▶ Action item
Work through the records below and copy every line that includes "JSON".

▶ Records drawn from a dataset
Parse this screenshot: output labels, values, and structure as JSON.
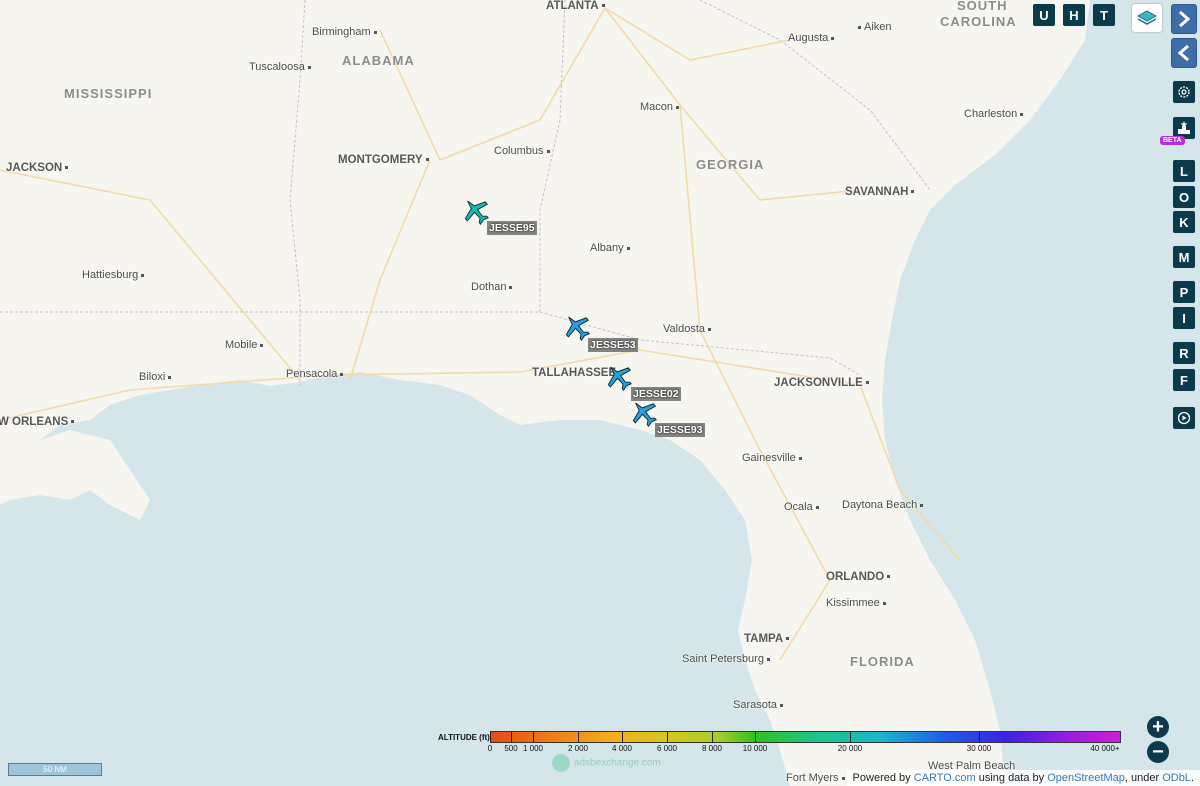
{
  "map": {
    "states": [
      {
        "name": "MISSISSIPPI"
      },
      {
        "name": "ALABAMA"
      },
      {
        "name": "GEORGIA"
      },
      {
        "name": "SOUTH"
      },
      {
        "name": "CAROLINA"
      },
      {
        "name": "FLORIDA"
      }
    ],
    "cities": [
      {
        "name": "ATLANTA",
        "major": true
      },
      {
        "name": "Birmingham"
      },
      {
        "name": "Tuscaloosa"
      },
      {
        "name": "Augusta"
      },
      {
        "name": "Aiken"
      },
      {
        "name": "Macon"
      },
      {
        "name": "Charleston"
      },
      {
        "name": "JACKSON",
        "major": true
      },
      {
        "name": "MONTGOMERY",
        "major": true
      },
      {
        "name": "Columbus"
      },
      {
        "name": "SAVANNAH",
        "major": true
      },
      {
        "name": "Albany"
      },
      {
        "name": "Hattiesburg"
      },
      {
        "name": "Dothan"
      },
      {
        "name": "Valdosta"
      },
      {
        "name": "Mobile"
      },
      {
        "name": "Pensacola"
      },
      {
        "name": "Biloxi"
      },
      {
        "name": "TALLAHASSEE",
        "major": true
      },
      {
        "name": "JACKSONVILLE",
        "major": true
      },
      {
        "name": "W ORLEANS",
        "major": true
      },
      {
        "name": "Gainesville"
      },
      {
        "name": "Ocala"
      },
      {
        "name": "Daytona Beach"
      },
      {
        "name": "ORLANDO",
        "major": true
      },
      {
        "name": "Kissimmee"
      },
      {
        "name": "TAMPA",
        "major": true
      },
      {
        "name": "Saint Petersburg"
      },
      {
        "name": "Sarasota"
      },
      {
        "name": "Fort Myers"
      },
      {
        "name": "West Palm Beach"
      }
    ]
  },
  "aircraft": [
    {
      "callsign": "JESSE95",
      "color": "#22b5b5"
    },
    {
      "callsign": "JESSE53",
      "color": "#2aa3dc"
    },
    {
      "callsign": "JESSE02",
      "color": "#2aa3dc"
    },
    {
      "callsign": "JESSE93",
      "color": "#2aa3dc"
    }
  ],
  "toolbar": {
    "top_buttons": [
      "U",
      "H",
      "T"
    ],
    "side_buttons": [
      "L",
      "O",
      "K",
      "M",
      "P",
      "I",
      "R",
      "F"
    ],
    "beta_label": "BETA"
  },
  "legend": {
    "title": "ALTITUDE (ft)",
    "ticks": [
      "0",
      "500",
      "1 000",
      "2 000",
      "4 000",
      "6 000",
      "8 000",
      "10 000",
      "20 000",
      "30 000",
      "40 000+"
    ]
  },
  "scale_label": "50 NM",
  "attribution": {
    "prefix": "Powered by ",
    "carto": "CARTO.com",
    "mid": " using data by ",
    "osm": "OpenStreetMap",
    "suffix": ", under ",
    "odbl": "ODbL",
    "end": "."
  },
  "watermark": "adsbexchange.com",
  "colors": {
    "button_bg": "#0b3b4a",
    "nav_bg": "#3d6ea8",
    "water": "#d4e6ea",
    "land": "#f7f5ef"
  }
}
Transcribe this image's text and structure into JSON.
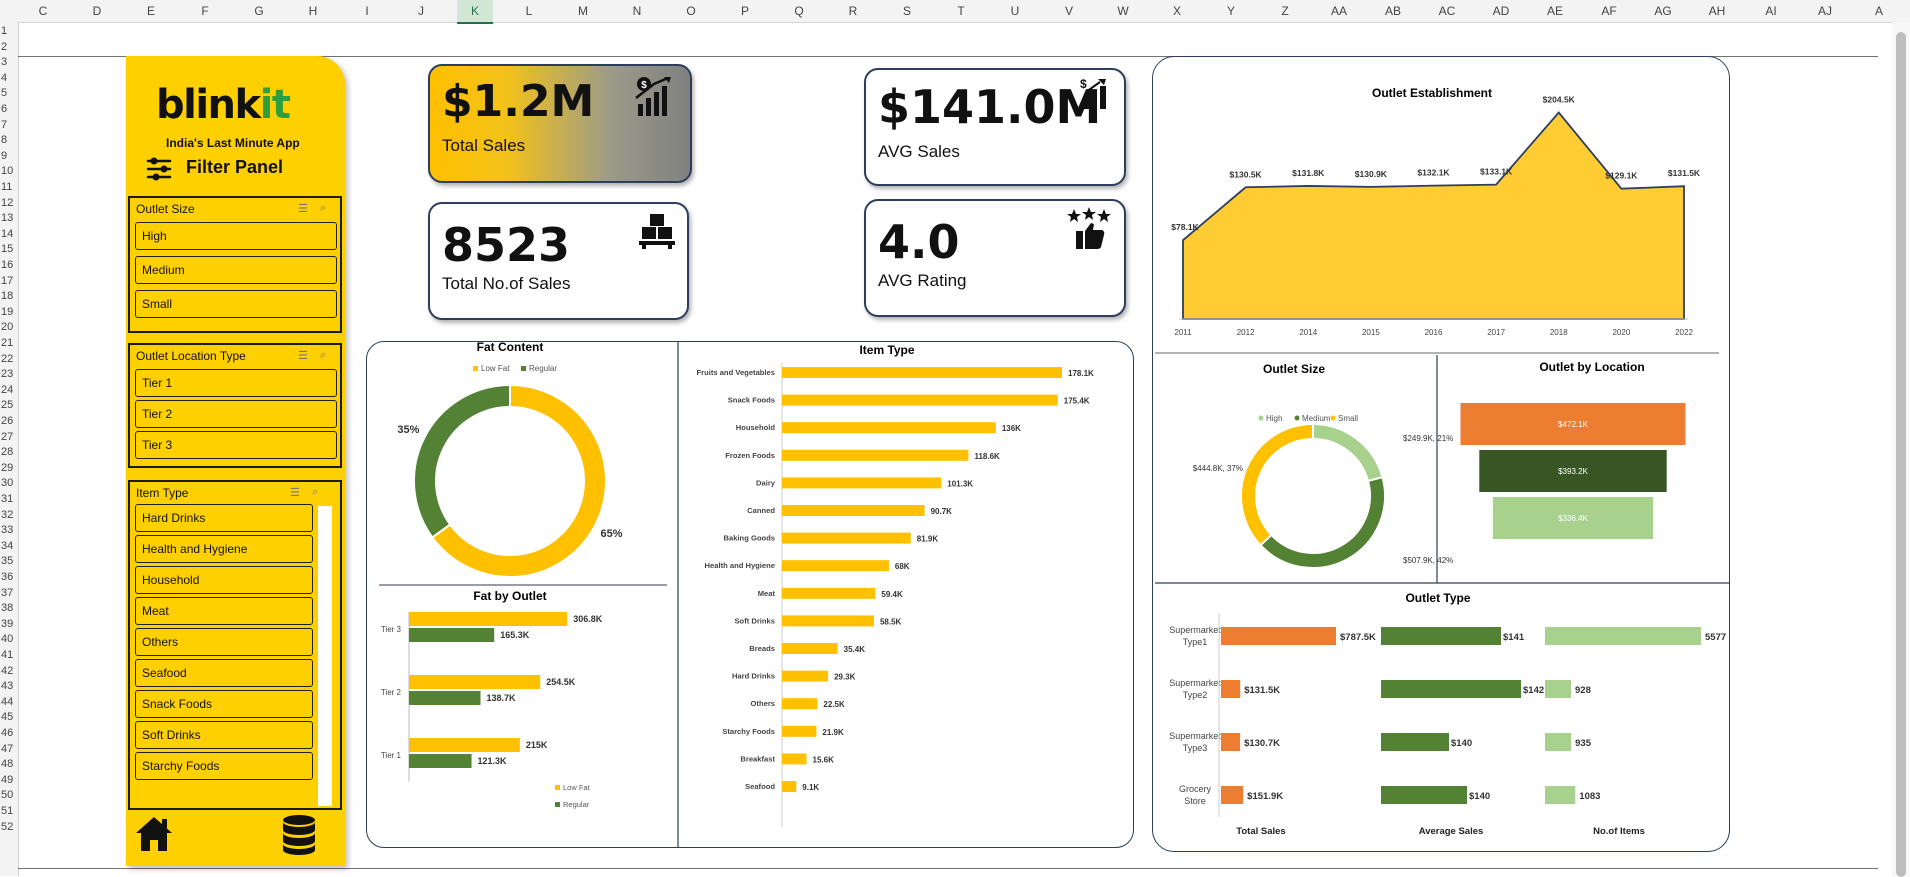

▶ Solved problem
Parse this screenshot: output labels, values, and structure as JSON.
Transcribe this image's text and structure into JSON.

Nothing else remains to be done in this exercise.